In total, the deals involving the GEMS technology total more than $2.5 billion plus royalties, and the company is “hoping to do another GEMS deal this year,” says senior vice president of Corporate Development Claudia Hirawat.

Breeding yeast [$1.05 billion]

Manufacturing biologics is difficult and expensive, which limits these drugs’ availability and affordability. “It costs us hundreds of dollars per gram to manufacture these [molecules], sometimes thousands,” says Randy Schatzman, co-founder and CEO of Alder Biopharmaceuticals.

Immunex’s Enbrow, for example, a tumor necrosis factor blocker used to treat a variety of immune diseases, including rheumatoid arthritis, became so popular in the early part of the new millennium that the company was unable to produce enough of it to meet the demand of the market. “There needed to be a better way to manufacture these complex biomolecules,” Schatzman says.

Schatzman and his colleagues identified one potential manufacturing problem they thought they could fix—the use of traditional mammalian cell lines, which are expensive to culture and only divide once every 24 to 36 hours. Yeast, on the other hand, are easy to grow, and can divide every 90 minutes or so, reducing the time it would take to fill a 2,000-liter tank from 2 to 4 weeks to just 90 hours. The problem: How does one “get a simple microorganism to express a complex molecule like an antibody?” Schatzman wondered.

The trick, it turns out, is to produce the separate parts of the molecule in different yeast lines, and then to mate the yeast together until you find the right combination of different protein components. “Low and behold there were colonies in there that were making lots of protein,” Schatzman recalls. “It almost seemed too simple, but it worked,” he adds, comparing the first time the experiment worked to having his first-born because of the pride he felt in the success of the program.

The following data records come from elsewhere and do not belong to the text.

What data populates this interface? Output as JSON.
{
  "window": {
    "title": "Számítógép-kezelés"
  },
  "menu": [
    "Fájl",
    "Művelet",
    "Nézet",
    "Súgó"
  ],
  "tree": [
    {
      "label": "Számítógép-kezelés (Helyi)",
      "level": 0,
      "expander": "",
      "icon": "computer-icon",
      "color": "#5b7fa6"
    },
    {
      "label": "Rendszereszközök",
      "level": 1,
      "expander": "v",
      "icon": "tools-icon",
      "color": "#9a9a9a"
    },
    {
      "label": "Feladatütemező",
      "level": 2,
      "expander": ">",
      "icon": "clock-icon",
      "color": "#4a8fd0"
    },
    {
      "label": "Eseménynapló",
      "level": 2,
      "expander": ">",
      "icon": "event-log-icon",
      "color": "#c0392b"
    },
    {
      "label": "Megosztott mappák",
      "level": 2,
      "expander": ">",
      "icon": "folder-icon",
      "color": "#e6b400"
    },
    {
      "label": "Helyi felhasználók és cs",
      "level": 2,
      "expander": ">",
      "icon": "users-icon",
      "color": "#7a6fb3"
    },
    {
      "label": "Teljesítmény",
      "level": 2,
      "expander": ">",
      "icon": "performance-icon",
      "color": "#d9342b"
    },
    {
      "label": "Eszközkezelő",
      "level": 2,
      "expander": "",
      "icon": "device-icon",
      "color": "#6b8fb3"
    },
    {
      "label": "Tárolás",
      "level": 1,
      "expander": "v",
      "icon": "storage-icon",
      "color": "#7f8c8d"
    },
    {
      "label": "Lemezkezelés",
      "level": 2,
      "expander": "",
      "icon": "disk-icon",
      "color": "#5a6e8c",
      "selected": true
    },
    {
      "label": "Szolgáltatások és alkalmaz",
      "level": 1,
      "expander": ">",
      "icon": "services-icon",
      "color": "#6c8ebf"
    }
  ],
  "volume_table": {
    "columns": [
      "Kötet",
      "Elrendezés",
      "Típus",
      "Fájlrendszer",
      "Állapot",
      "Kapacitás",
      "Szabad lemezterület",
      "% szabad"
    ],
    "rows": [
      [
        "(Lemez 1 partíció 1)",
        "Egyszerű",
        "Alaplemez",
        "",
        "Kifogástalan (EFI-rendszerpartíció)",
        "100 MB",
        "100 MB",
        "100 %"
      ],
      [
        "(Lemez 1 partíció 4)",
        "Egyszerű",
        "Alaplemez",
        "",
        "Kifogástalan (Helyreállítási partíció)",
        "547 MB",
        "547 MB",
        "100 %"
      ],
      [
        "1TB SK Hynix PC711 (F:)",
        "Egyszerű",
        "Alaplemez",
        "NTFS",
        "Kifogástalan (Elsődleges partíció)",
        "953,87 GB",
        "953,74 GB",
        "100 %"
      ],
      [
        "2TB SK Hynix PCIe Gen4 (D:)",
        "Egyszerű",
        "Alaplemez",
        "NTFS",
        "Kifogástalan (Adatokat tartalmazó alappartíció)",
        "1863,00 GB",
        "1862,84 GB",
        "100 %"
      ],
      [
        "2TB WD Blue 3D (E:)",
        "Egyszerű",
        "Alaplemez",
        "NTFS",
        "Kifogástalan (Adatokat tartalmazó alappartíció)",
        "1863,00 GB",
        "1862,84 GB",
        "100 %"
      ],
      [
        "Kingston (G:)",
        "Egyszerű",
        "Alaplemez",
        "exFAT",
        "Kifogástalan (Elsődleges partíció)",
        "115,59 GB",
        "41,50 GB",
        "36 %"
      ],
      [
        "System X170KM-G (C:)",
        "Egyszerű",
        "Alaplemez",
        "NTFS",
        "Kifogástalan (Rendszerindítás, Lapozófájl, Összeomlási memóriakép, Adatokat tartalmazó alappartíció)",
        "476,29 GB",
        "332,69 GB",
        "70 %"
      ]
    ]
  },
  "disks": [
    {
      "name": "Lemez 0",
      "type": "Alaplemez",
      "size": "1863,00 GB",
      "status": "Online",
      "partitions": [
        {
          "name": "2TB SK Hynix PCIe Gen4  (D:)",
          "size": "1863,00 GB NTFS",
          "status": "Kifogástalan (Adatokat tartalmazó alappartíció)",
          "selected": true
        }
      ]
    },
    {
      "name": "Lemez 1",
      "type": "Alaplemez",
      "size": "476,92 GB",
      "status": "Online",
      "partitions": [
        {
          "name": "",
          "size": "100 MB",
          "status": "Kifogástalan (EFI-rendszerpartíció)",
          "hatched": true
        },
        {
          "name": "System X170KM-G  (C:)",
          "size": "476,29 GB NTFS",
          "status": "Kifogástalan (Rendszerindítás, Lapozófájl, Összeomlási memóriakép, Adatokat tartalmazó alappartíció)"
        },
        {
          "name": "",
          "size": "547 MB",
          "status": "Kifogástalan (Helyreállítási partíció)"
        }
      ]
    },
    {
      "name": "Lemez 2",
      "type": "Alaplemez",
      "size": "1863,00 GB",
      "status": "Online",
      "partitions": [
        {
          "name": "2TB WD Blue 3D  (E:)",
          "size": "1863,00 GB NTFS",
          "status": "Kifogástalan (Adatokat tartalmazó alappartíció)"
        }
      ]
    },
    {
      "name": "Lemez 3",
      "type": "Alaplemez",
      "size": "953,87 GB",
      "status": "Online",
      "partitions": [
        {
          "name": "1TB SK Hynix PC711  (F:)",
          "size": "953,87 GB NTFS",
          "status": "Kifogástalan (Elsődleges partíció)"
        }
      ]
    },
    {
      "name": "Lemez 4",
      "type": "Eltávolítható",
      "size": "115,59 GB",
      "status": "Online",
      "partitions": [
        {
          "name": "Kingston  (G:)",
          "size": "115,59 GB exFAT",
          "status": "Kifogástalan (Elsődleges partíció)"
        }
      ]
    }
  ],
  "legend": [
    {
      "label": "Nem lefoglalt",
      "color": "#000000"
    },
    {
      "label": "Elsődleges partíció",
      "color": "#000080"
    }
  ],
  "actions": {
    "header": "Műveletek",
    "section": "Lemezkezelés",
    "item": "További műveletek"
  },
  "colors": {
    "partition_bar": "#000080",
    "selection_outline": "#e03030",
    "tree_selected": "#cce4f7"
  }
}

Alder just struck its first big pharma deal worth more than $1 billion—an agreement with Bristol-Myers Squibb for a humanized monoclonal antibody that blocks interleukin-6 (IL-6), involved in inflammation. When the contracts were finally signed late one night, Schatzman says he was “tired but thrilled.”


Other recent $1B+ pharma deals

Date Biotech Company Pharma Company Primary Therapy/Disease Target Total (up to)
January 12, 2009 Zymogenetics Bristol-Myers Squibb Hepatitis C $1.107 billion
May 28, 2009 Exelixis Sanofi-Aventis Cancer $1 billion
September 21, 2009 Nektar AstraZeneca Pain and opioid-induced constipation $1.5 billion
November 2, 2009 Amylin Takeda Obesity $1.075 billion
November 25, 2009 Incyte Novartis Myelofibrosis $1.1 billion
February 16, 2010 Rigel AstraZeneca Rheumatoid arthritis $1.245 billion
March 31, 2010 Isis GlaxoSmithKline Rare diseases $1.5 billion


Read more: Billion-Dollar Babies – The Scientist – Magazine of the Life Sciences